What We Must Do
As Christ drove the money changers from the temple, we are going to have to drive the innovators and infiltrators and heretics out of the positions of authority they now occupy. Seminaries, some of which have become hotbeds of perversion and heresy, must be reformed. The scandal of homosexuality in the seminaries and elsewhere within the Church must be eliminated, and homosexuals must be denied admission to the seminaries and, when found to be practicing their perversion, thrown out of the priesthood.
Heretical doctrines which now abound must be condemned. Liturgical abuses which make a mockery of the Holy Sacrifice of the Mass must be eliminated. Vatican directives concerning proper liturgical practices must be obeyed and implemented. Institutions which use the name Catholic must be made subject to the authority of the bishops in whose dioceses they operate.

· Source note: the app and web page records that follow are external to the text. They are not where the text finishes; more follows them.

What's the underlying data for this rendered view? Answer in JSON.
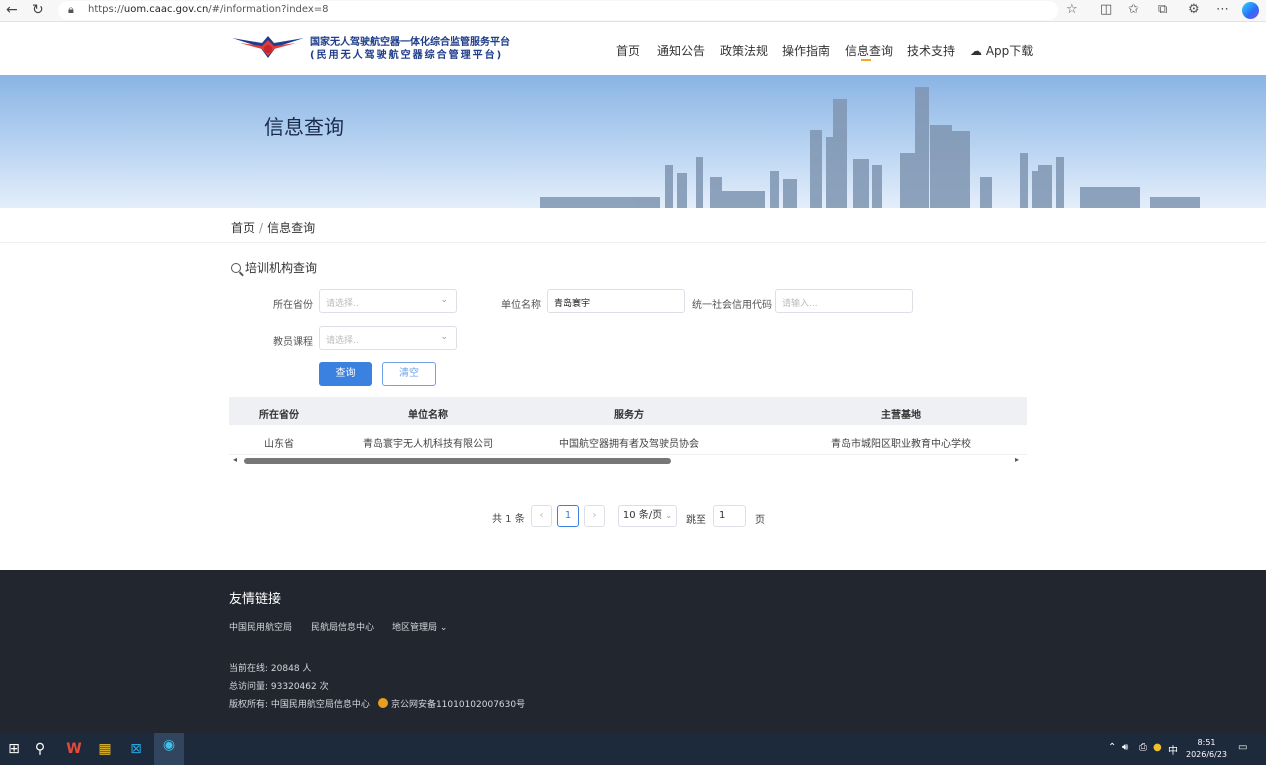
{
  "browser": {
    "url_prefix": "https://",
    "url_domain": "uom.caac.gov.cn",
    "url_path": "/#/information?index=8"
  },
  "header": {
    "logo_line1": "国家无人驾驶航空器一体化综合监管服务平台",
    "logo_line2": "(民用无人驾驶航空器综合管理平台)",
    "menu": [
      {
        "label": "首页"
      },
      {
        "label": "通知公告"
      },
      {
        "label": "政策法规"
      },
      {
        "label": "操作指南"
      },
      {
        "label": "信息查询"
      },
      {
        "label": "技术支持"
      },
      {
        "label": "App下载"
      }
    ],
    "active_menu": "信息查询"
  },
  "banner": {
    "title": "信息查询"
  },
  "breadcrumb": {
    "home": "首页",
    "separator": "/",
    "current": "信息查询"
  },
  "query": {
    "title": "培训机构查询",
    "province_label": "所在省份",
    "province_placeholder": "请选择..",
    "unit_label": "单位名称",
    "unit_value": "青岛寰宇",
    "credit_label": "统一社会信用代码",
    "credit_placeholder": "请输入...",
    "course_label": "教员课程",
    "course_placeholder": "请选择..",
    "search_button": "查询",
    "clear_button": "清空"
  },
  "table": {
    "headers": [
      "所在省份",
      "单位名称",
      "服务方",
      "主营基地"
    ],
    "rows": [
      [
        "山东省",
        "青岛寰宇无人机科技有限公司",
        "中国航空器拥有者及驾驶员协会",
        "青岛市城阳区职业教育中心学校"
      ]
    ]
  },
  "pagination": {
    "total": "共 1 条",
    "current_page": "1",
    "page_size": "10 条/页",
    "goto_label": "跳至",
    "goto_value": "1",
    "page_suffix": "页"
  },
  "footer": {
    "links_title": "友情链接",
    "links": [
      "中国民用航空局",
      "民航局信息中心",
      "地区管理局"
    ],
    "online_label": "当前在线:",
    "online_value": "20848 人",
    "visits_label": "总访问量:",
    "visits_value": "93320462 次",
    "copyright_label": "版权所有:",
    "copyright_value": "中国民用航空局信息中心",
    "icp": "京公网安备11010102007630号"
  },
  "taskbar": {
    "time": "8:51",
    "date": "2026/6/23",
    "ime": "中"
  },
  "colors": {
    "primary": "#3b82e0",
    "footer_bg": "#22262e",
    "accent": "#f5a623"
  }
}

Those which prefer to adopt the moral relativisms of this corrupt age must be deprived of their Catholic identity and the faithful alerted to the fact.

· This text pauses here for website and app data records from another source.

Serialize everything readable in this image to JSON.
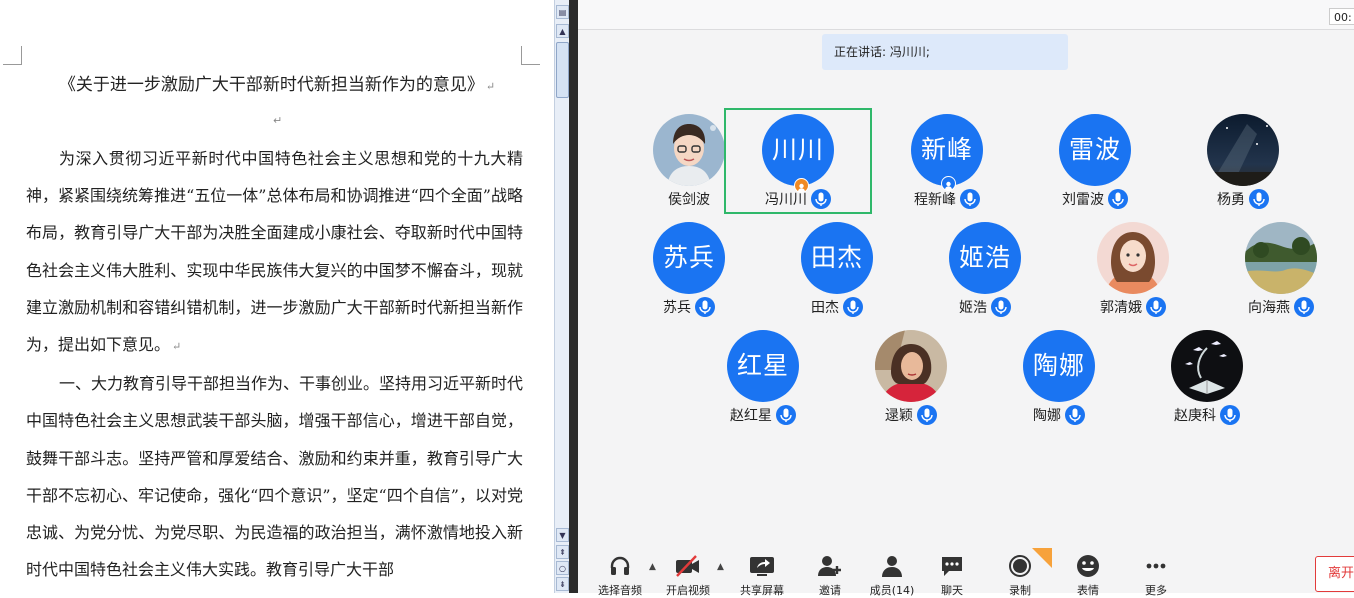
{
  "document": {
    "title": "《关于进一步激励广大干部新时代新担当新作为的意见》",
    "paragraph_mark": "↵",
    "paragraphs": [
      "为深入贯彻习近平新时代中国特色社会主义思想和党的十九大精神，紧紧围绕统筹推进“五位一体”总体布局和协调推进“四个全面”战略布局，教育引导广大干部为决胜全面建成小康社会、夺取新时代中国特色社会主义伟大胜利、实现中华民族伟大复兴的中国梦不懈奋斗，现就建立激励机制和容错纠错机制，进一步激励广大干部新时代新担当新作为，提出如下意见。",
      "一、大力教育引导干部担当作为、干事创业。坚持用习近平新时代中国特色社会主义思想武装干部头脑，增强干部信心，增进干部自觉，鼓舞干部斗志。坚持严管和厚爱结合、激励和约束并重，教育引导广大干部不忘初心、牢记使命，强化“四个意识”，坚定“四个自信”，以对党忠诚、为党分忧、为党尽职、为民造福的政治担当，满怀激情地投入新时代中国特色社会主义伟大实践。教育引导广大干部"
    ]
  },
  "meeting": {
    "timer": "00:",
    "speaking_label": "正在讲话: 冯川川;",
    "participants": [
      {
        "name": "侯剑波",
        "avatar_type": "photo-cartoon-man",
        "avatar_text": "",
        "mic": false,
        "active": false,
        "badge": ""
      },
      {
        "name": "冯川川",
        "avatar_type": "text",
        "avatar_text": "川川",
        "mic": true,
        "active": true,
        "badge": "host"
      },
      {
        "name": "程新峰",
        "avatar_type": "text",
        "avatar_text": "新峰",
        "mic": true,
        "active": false,
        "badge": "cohost"
      },
      {
        "name": "刘雷波",
        "avatar_type": "text",
        "avatar_text": "雷波",
        "mic": true,
        "active": false,
        "badge": ""
      },
      {
        "name": "杨勇",
        "avatar_type": "photo-night-sky",
        "avatar_text": "",
        "mic": true,
        "active": false,
        "badge": ""
      },
      {
        "name": "苏兵",
        "avatar_type": "text",
        "avatar_text": "苏兵",
        "mic": true,
        "active": false,
        "badge": ""
      },
      {
        "name": "田杰",
        "avatar_type": "text",
        "avatar_text": "田杰",
        "mic": true,
        "active": false,
        "badge": ""
      },
      {
        "name": "姬浩",
        "avatar_type": "text",
        "avatar_text": "姬浩",
        "mic": true,
        "active": false,
        "badge": ""
      },
      {
        "name": "郭清娥",
        "avatar_type": "photo-cartoon-woman",
        "avatar_text": "",
        "mic": true,
        "active": false,
        "badge": ""
      },
      {
        "name": "向海燕",
        "avatar_type": "photo-landscape",
        "avatar_text": "",
        "mic": true,
        "active": false,
        "badge": ""
      },
      {
        "name": "赵红星",
        "avatar_type": "text",
        "avatar_text": "红星",
        "mic": true,
        "active": false,
        "badge": ""
      },
      {
        "name": "逯颖",
        "avatar_type": "photo-woman",
        "avatar_text": "",
        "mic": true,
        "active": false,
        "badge": ""
      },
      {
        "name": "陶娜",
        "avatar_type": "text",
        "avatar_text": "陶娜",
        "mic": true,
        "active": false,
        "badge": ""
      },
      {
        "name": "赵庚科",
        "avatar_type": "photo-birds-book",
        "avatar_text": "",
        "mic": true,
        "active": false,
        "badge": ""
      }
    ],
    "toolbar": {
      "audio": "选择音频",
      "video": "开启视频",
      "share": "共享屏幕",
      "invite": "邀请",
      "members": "成员(14)",
      "chat": "聊天",
      "record": "录制",
      "reactions": "表情",
      "more": "更多",
      "leave": "离开"
    }
  },
  "colors": {
    "accent_blue": "#1a74f2",
    "active_border": "#2fb86a",
    "speaking_bg": "#dde9fa",
    "leave_red": "#e23b3b"
  }
}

Public figures who claim membership in the Church yet defy its most basic teachings must be denounced. Any politician who proclaims his or her Catholicity while supporting the atrocity of the wanton murder of the unborn must be excommunicated by his or her bishop without hesitation. The Church must also once again stand in the forefront of those who oppose this gruesome practice, condemning it with all its might. If we are to survive, we must become genuine Roman Catholics, fully in accord with the Magisterium. The struggle to take back our Church from those who have debased it, distorted its doctrines and abandoned its salvational disciplines must become the struggle of all Catholics.
It will be a long and arduous and often painful battle, but with His help – the help He promised – we will succeed in time. Pope Leo's warning in 1899 should have been heeded and the poison Hecker had loosed on the Church eliminated. The message of his letter, as The Point noted, "was unequivocal"; he left no room for doubt or dissent. Civilta Cattolica, the Roman Jesuit journal, summarized Testem Benevolentiae in 1899:
The practical lesson which we must all draw from Leo XIII's Apostolic Letter is that Catholic principles do not change, whether through the passing of years, or the changing of countries, or new discoveries, or motives of utility. They are always the principles that Christ taught, that the Church made known, that Popes and Councils defended, that the Saints loved, that the Doctors demonstrated. As they are, they must be taken or left. Whoever accepts them in their fullness and strictness is a Catholic; whoever hesitates, staggers, adapts himself to the times, makes compromises, may call himself by what name he will, but before God and the Church he is a rebel and a traitor.
Quo Vadis, Ecclesia Romana?
That's up to us.
Phil Brennan is a veteran journalist who writes for NewsMax.com. He is editor & publisher of Wednesday on the Web (http://www.pvbr.com) and was Washington columnist for National Review magazine in the 1960s. He also served as a staff aide for the House Republican Policy Committee and helped handle the Washington public relations operation for the Alaska Statehood Committee which won statehood for Alaska. He is a trustee of the Lincoln Heritage Institute.